It is a fun ride, but if one wants to watch the two leads in non-tragic, tear-free, non-melodramatic mood, I would recommend starting with Kohinoor, which does also have its fair share of wacky disguises and animals, but has a somewhat more coherent plot. There was just to much walking along lovingly hand-painted sets, comic relief, weird animal fights and convolution for convolutions sake in this one to make it more than something to watch on a rainy Saturday afternoon. The songs were nice, and the dancing was very good, but it all felt a bit choppy.

6 comments:

Shweta Mehrotra Gahlawat said...

This is definitely a movie I need to see- I've heard only good about it- besides- a happy Meena is rare enough to be a must. Thanks!

Bollyviewer said...

Aww I lurve this film - every fake stone, every silly disguise and every crazy plot twist of it. Its the only time I've seen B/W Dilip do anything fun and Meena Kumari is so cute as the over-the-top-and-dumb heroine. It helps that the soundtrack is superb - the songs are rather plentiful but soooo good. I saw a Telugu version of it that featured N. T. Rama Rao, way back in my childhood and was amazed to find a Hindi version which (I think) is a remake.

Also, I think Dilip's left profile is certainly better than his right one!

antarra said...

Shweta -- It is nice, for sure. And Meena is lovely whe she is happy.

Bollyviewer -- Oh I can see how this can inspire love. I am afraid I had already lost my heart to Kohinoor, othwerwise I might like this better. And I am fond of the songs, In my opinion, there is no such thing as too many songs.

Dilip, or the director seemed to agree on the preference of profile, you rarely see the right one, as Beth pointed out, and now I am noticing it, too.

Karan Bali said...

I agree this should be seen as a double bill with Kohinoor. Refreshing to see both Dilip Kumar and Meena Kumari enjoy themselves on screen in both films.
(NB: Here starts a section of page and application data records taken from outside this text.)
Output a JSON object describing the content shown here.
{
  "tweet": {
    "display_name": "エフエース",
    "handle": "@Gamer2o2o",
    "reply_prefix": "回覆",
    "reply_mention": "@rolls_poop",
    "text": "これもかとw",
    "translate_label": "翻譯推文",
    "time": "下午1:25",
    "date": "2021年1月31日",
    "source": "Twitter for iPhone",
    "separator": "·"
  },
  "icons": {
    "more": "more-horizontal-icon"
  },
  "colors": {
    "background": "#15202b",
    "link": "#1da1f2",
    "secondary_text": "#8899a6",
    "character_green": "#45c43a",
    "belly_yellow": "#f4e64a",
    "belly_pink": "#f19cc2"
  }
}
http://www.upperstall.com/films/1960/kohinoor

Sangu said...

lovely blog u have here. most entertaining.

u know this film was made in tamil also with MGR in the lead, though i forgot the name of the film.

u can always find the same film taken in all the languages. makes me unsure who copied from whom.

Thanks.
sangeetha

Manjiri@Ketaki said...

Original movie was "MALAIKALLAN" in Tamil and √ĄZAAD"was the remake. It was made in six languages.. Tamil, Malayalam, Telagu, Kannad, Hindi and in Shreelanka in Sinhali Language... but the most popular and that years box office hit was √Ązaad which broke all the box office records and earned net profit of 1.40 cr to S.M. Shreemalu Naidu the producer and director of the movie. Dilip Kumar also won the best actor filmfare award for his role in Azaad that year. Dwarka Divech also was awarded with Best Cinematographer by Filmfare for this movie. In Indian Movie database Azaad is named as "Top Grossing film of the year and the biggest hindi film of the dacade".... What more.... the film was earlier given to "Naushadji" for music who refused to do the work in a weeks time and guided them to C. Ramchandra as he believed that C. Ramchandra can do equally great job in such short time.